on Film Music on the Web this month). From his score, a two movement suite
was developed. Quoting Adriano: " The score, a real and important discovery,
is conceived for large orchestra, without horns, but including two saxophones,
Ondes Martenot, piano, harp, percussion and a wordless mixed chorus. The
music is "realistic" and experimental for its period, at least as film music,
and is built on extended ostinato accompaniments, precursor of today's minimalist
techniques, and chromatically dissonant motif-cells. [The 'Tempête
de neige' movement is a startlingly realistic depiction of blizzard conditions;
one perceives a dense curtain of relentlessly falling snow occasionally swirled
by icy gusts.] While 'Tempête de neige' has no leitmotiv, 'Ascension
et chute', to which a later cue, the final episode 'Vision', has been added,
is built on a passacaglia-like theme, interrupted by recollections of the
demonic sounds of the brass heard in Tempête, leading to a climax through
a short vertiginous [and blood-curdling sounding] cadenza for the Ondes Martinot.
Again the passacaglia is heard, as a counterpoint to the hymn of the chorus
ending on the Mixolydian mode on D."
Adriano mixes thrills with beauty in totally persuasive performances of rare

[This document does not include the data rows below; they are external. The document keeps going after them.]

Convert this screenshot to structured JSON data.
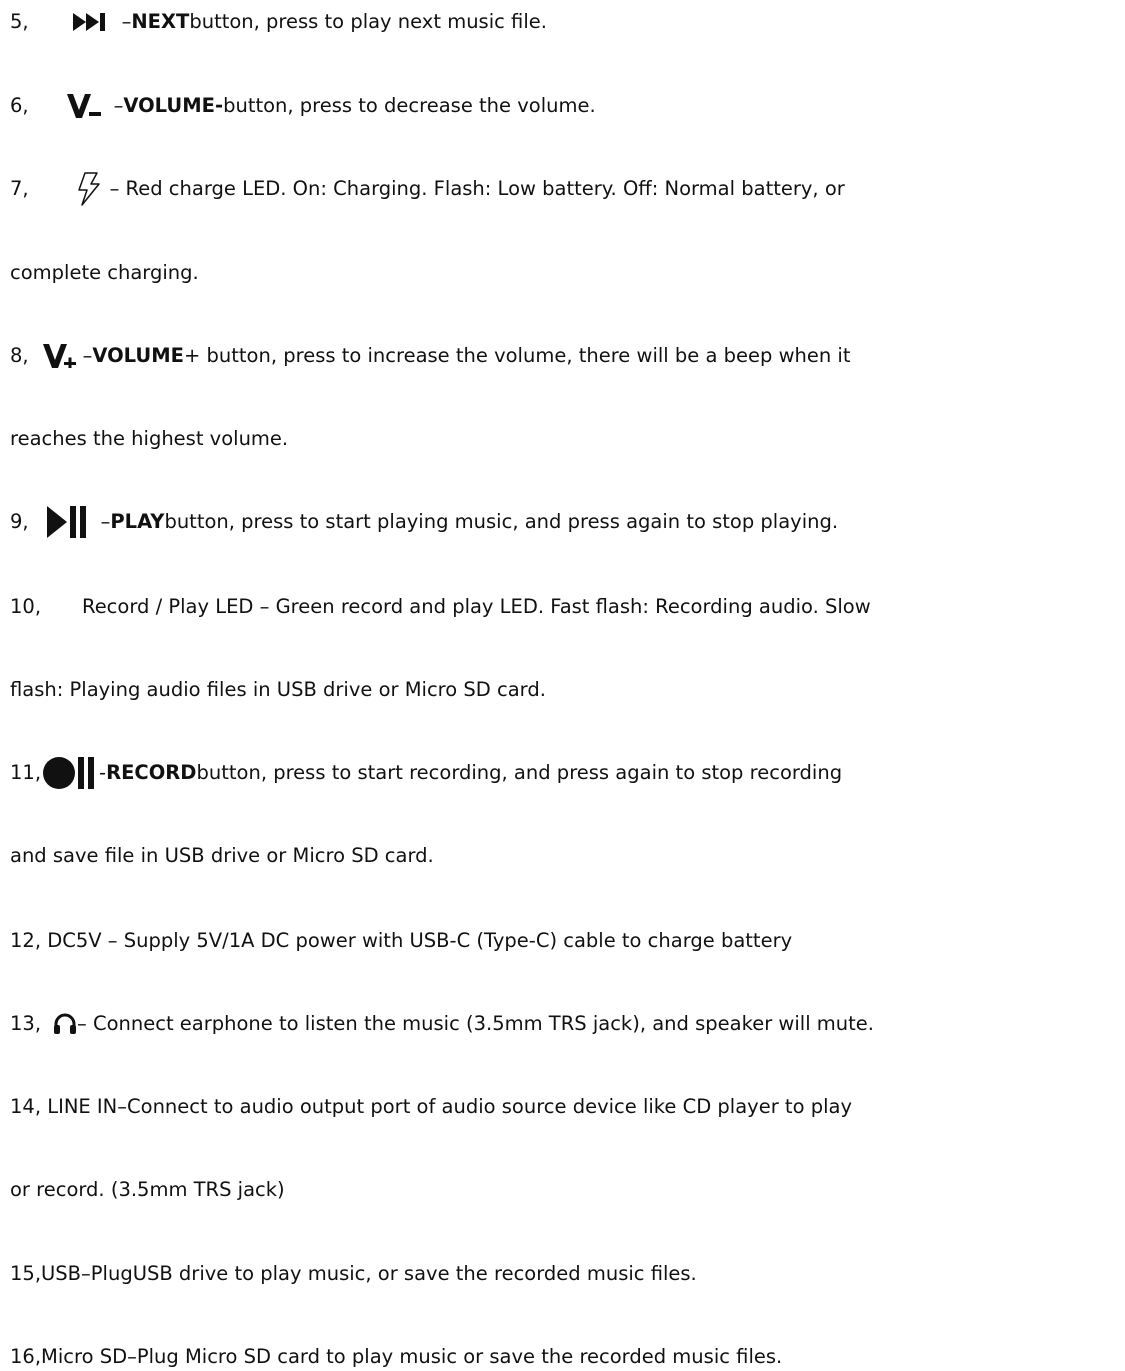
{
  "items": [
    {
      "num": "5,",
      "bold": "NEXT",
      "lead": "–",
      "text": " button, press to play next music file."
    },
    {
      "num": "6,",
      "bold": "VOLUME-",
      "lead": "–",
      "text": " button, press to decrease the volume."
    },
    {
      "num": "7,",
      "text": "– Red charge LED. On: Charging. Flash: Low battery. Off: Normal battery, or",
      "cont": "complete charging."
    },
    {
      "num": "8,",
      "bold": "VOLUME",
      "lead": "–",
      "text": "+ button, press to increase the volume, there will be a beep when it",
      "cont": "reaches the highest volume."
    },
    {
      "num": "9,",
      "bold": "PLAY",
      "lead": "–",
      "text": " button, press to start playing music, and press again to stop playing."
    },
    {
      "num": "10,",
      "text": "Record / Play LED – Green record and play LED. Fast flash: Recording audio. Slow",
      "cont": "flash: Playing audio files in USB drive or Micro SD card."
    },
    {
      "num": "11,",
      "bold": "RECORD",
      "lead": "-",
      "text": " button, press to start recording, and press again to stop recording",
      "cont": "and save file in USB drive or Micro SD card."
    },
    {
      "text": "12, DC5V – Supply 5V/1A DC power with USB-C (Type-C) cable to charge battery"
    },
    {
      "num": "13,",
      "text": "– Connect earphone to listen the music (3.5mm TRS jack), and speaker will mute."
    },
    {
      "text": "14, LINE IN–Connect to audio output port of audio source device like CD player to play",
      "cont": "or record. (3.5mm TRS jack)"
    },
    {
      "text": "15,USB–PlugUSB drive to play music, or save the recorded music files."
    },
    {
      "text": "16,Micro SD–Plug Micro SD card to play music or save the recorded music files."
    }
  ],
  "icons": {
    "next": "next-track-icon",
    "volume_down": "volume-down-icon",
    "charge": "charge-bolt-icon",
    "volume_up": "volume-up-icon",
    "play": "play-pause-icon",
    "record": "record-pause-icon",
    "headphone": "headphone-icon"
  }
}
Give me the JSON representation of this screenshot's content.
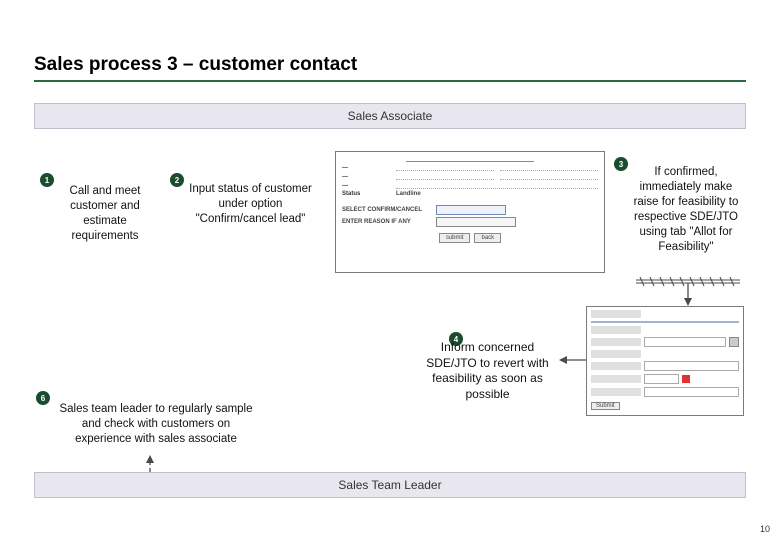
{
  "title": "Sales process 3 – customer contact",
  "roles": {
    "top": "Sales Associate",
    "bottom": "Sales Team Leader"
  },
  "steps": {
    "s1": {
      "num": "1",
      "text": "Call and meet customer and estimate requirements"
    },
    "s2": {
      "num": "2",
      "text": "Input status of customer under option \"Confirm/cancel lead\""
    },
    "s3": {
      "num": "3",
      "text": "If confirmed, immediately make raise for feasibility to respective SDE/JTO using tab \"Allot for Feasibility\""
    },
    "s4": {
      "num": "4",
      "text": "Inform concerned SDE/JTO to revert with feasibility as soon as possible"
    },
    "s6": {
      "num": "6",
      "text": "Sales team leader to regularly sample and check with customers on experience with sales associate"
    }
  },
  "form1": {
    "labels": [
      "Status",
      "SELECT CONFIRM/CANCEL",
      "ENTER REASON IF ANY"
    ],
    "status_val": "Landline",
    "buttons": [
      "submit",
      "back"
    ]
  },
  "form2": {
    "button": "Submit"
  },
  "page_number": "10"
}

film music which should be studied by young student film composers as an
object lesson in what can be achieved without recourse to synths.